TO DO — Each entry must be returned exactly. None may be omitted.

[Data about app and page elements]
■ ■ ■ ■ ■

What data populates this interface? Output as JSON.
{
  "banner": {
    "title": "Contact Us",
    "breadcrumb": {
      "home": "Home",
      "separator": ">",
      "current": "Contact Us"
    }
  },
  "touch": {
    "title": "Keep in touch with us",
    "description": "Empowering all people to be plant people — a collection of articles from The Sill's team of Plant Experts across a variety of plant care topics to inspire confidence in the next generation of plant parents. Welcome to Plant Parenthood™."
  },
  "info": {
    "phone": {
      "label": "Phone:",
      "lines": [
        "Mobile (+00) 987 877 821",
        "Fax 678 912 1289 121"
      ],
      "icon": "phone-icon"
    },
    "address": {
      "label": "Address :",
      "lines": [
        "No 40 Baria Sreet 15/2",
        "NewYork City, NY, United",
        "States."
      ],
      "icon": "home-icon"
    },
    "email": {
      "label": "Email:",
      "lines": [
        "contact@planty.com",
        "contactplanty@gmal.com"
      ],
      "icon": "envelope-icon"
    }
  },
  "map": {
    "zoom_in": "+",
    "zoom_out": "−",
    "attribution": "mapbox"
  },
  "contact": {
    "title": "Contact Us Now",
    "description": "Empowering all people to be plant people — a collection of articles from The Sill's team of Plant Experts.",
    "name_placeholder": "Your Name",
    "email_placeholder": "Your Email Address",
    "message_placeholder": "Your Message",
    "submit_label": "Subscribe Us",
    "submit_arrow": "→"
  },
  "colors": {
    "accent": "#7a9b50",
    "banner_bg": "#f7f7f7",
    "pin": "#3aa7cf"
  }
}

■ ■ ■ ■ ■

EXPECTED ANSWER —
What data populates this interface? Output as JSON.
{
  "banner": {
    "title": "Contact Us",
    "breadcrumb": {
      "home": "Home",
      "separator": ">",
      "current": "Contact Us"
    }
  },
  "touch": {
    "title": "Keep in touch with us",
    "description": "Empowering all people to be plant people — a collection of articles from The Sill's team of Plant Experts across a variety of plant care topics to inspire confidence in the next generation of plant parents. Welcome to Plant Parenthood™."
  },
  "info": {
    "phone": {
      "label": "Phone:",
      "lines": [
        "Mobile (+00) 987 877 821",
        "Fax 678 912 1289 121"
      ],
      "icon": "phone-icon"
    },
    "address": {
      "label": "Address :",
      "lines": [
        "No 40 Baria Sreet 15/2",
        "NewYork City, NY, United",
        "States."
      ],
      "icon": "home-icon"
    },
    "email": {
      "label": "Email:",
      "lines": [
        "contact@planty.com",
        "contactplanty@gmal.com"
      ],
      "icon": "envelope-icon"
    }
  },
  "map": {
    "zoom_in": "+",
    "zoom_out": "−",
    "attribution": "mapbox"
  },
  "contact": {
    "title": "Contact Us Now",
    "description": "Empowering all people to be plant people — a collection of articles from The Sill's team of Plant Experts.",
    "name_placeholder": "Your Name",
    "email_placeholder": "Your Email Address",
    "message_placeholder": "Your Message",
    "submit_label": "Subscribe Us",
    "submit_arrow": "→"
  },
  "colors": {
    "accent": "#7a9b50",
    "banner_bg": "#f7f7f7",
    "pin": "#3aa7cf"
  }
}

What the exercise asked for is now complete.